◆ **Assigned task**
What is needed is each line of the data below that holds the string "watermark".

◆ **Source data**

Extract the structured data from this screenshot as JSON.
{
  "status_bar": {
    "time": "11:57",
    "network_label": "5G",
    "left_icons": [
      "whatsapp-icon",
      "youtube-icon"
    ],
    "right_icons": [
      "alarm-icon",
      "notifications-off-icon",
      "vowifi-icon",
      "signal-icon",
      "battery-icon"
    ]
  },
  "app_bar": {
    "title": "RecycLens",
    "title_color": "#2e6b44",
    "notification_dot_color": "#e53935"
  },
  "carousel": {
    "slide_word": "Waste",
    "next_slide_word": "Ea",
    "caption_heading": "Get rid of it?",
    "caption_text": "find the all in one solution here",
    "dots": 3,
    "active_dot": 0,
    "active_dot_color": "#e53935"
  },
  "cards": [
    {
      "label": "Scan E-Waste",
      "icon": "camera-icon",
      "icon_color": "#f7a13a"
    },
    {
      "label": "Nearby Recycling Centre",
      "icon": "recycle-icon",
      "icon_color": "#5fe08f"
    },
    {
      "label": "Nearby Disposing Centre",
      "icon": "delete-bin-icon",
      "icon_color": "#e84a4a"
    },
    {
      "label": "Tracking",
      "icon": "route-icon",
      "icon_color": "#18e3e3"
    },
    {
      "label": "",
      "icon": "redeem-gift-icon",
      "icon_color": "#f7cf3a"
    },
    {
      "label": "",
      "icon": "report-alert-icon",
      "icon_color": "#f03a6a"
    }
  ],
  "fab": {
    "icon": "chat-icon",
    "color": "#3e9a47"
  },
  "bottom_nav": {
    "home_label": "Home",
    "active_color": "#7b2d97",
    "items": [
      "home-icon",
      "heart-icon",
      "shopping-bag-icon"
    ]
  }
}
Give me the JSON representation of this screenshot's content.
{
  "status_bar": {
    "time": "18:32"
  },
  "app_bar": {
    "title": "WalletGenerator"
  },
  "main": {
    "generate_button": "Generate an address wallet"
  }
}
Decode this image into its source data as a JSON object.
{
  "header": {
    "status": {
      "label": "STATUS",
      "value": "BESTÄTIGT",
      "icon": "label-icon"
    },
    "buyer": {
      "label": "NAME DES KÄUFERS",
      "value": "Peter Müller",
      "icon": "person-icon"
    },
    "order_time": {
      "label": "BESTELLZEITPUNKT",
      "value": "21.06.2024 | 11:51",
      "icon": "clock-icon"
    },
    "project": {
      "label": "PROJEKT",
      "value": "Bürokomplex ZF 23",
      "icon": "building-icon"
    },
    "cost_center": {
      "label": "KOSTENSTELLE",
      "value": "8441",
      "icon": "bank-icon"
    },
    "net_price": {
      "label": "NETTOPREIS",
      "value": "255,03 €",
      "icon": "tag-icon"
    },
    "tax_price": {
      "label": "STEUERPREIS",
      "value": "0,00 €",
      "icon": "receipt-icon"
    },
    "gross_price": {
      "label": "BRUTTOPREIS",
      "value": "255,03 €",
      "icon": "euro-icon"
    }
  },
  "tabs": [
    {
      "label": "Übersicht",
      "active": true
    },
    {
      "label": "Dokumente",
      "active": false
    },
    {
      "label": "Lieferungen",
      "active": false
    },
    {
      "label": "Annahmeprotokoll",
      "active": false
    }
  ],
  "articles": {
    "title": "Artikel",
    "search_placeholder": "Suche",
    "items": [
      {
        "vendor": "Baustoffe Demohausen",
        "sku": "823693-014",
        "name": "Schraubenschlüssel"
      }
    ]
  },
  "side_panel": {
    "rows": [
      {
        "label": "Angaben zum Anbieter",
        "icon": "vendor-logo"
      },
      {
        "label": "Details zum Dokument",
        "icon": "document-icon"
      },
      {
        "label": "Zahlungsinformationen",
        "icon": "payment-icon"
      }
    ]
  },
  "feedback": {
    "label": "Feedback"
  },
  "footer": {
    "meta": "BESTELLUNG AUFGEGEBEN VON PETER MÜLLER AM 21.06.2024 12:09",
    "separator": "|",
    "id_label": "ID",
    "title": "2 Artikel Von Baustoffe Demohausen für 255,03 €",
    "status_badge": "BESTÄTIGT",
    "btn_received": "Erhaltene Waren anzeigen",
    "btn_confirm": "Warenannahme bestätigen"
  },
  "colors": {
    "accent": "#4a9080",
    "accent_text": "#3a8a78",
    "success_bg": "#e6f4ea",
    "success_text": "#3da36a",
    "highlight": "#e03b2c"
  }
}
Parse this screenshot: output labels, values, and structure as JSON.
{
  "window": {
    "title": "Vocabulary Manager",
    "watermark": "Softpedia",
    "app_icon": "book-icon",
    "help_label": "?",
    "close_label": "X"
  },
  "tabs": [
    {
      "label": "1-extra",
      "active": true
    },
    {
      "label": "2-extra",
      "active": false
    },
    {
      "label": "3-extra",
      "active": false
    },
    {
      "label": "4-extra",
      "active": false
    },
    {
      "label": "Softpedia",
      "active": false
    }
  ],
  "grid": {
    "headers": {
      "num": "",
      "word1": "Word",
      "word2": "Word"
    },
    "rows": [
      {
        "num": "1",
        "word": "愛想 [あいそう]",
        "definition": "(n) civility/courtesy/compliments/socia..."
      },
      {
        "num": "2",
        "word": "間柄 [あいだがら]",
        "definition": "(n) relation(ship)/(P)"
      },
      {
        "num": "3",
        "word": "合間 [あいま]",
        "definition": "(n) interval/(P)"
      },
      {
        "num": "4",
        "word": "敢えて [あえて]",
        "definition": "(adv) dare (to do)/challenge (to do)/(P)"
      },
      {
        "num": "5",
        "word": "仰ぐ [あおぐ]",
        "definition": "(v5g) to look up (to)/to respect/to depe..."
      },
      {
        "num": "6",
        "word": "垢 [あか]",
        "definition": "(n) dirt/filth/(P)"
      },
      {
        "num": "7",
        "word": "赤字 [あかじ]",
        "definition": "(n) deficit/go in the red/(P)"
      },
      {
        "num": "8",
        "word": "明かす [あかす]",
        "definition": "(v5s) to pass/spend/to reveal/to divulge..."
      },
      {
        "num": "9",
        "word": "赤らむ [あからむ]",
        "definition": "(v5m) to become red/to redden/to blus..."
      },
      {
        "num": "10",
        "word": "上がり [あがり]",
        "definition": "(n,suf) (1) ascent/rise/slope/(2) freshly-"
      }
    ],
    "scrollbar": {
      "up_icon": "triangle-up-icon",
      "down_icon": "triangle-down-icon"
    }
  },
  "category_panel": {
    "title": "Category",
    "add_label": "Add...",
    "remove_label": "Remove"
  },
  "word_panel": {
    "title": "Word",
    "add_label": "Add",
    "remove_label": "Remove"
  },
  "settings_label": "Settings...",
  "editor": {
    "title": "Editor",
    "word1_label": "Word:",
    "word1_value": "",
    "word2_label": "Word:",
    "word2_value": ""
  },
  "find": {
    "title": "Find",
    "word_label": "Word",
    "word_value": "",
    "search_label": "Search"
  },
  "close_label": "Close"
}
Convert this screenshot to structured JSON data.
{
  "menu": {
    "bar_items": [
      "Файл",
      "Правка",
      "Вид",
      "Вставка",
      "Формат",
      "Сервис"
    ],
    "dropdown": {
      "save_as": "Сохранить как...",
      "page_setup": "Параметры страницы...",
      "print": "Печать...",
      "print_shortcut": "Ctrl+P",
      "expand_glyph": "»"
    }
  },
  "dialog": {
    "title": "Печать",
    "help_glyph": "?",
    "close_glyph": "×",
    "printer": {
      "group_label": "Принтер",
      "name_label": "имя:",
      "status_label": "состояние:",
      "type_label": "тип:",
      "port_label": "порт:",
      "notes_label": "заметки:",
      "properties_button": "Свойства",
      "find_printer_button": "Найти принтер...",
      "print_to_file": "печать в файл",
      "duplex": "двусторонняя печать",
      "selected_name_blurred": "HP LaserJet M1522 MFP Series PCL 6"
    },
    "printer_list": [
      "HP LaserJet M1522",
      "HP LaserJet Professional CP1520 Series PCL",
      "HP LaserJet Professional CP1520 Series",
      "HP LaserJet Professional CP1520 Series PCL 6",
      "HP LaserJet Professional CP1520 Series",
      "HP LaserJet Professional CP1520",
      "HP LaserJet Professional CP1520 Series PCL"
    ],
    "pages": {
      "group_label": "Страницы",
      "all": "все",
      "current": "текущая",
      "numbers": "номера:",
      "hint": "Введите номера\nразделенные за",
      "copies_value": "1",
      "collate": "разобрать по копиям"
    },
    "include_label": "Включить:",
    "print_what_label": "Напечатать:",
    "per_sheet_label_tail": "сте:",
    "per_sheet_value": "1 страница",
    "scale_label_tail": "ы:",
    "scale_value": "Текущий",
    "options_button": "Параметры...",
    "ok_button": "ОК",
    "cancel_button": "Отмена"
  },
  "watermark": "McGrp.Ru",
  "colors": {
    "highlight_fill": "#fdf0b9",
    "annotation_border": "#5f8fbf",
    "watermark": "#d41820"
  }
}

◆ **Your solution**
    "watermark": "Softpedia",
  "watermark": "McGrp.Ru",
    "watermark": "#d41820"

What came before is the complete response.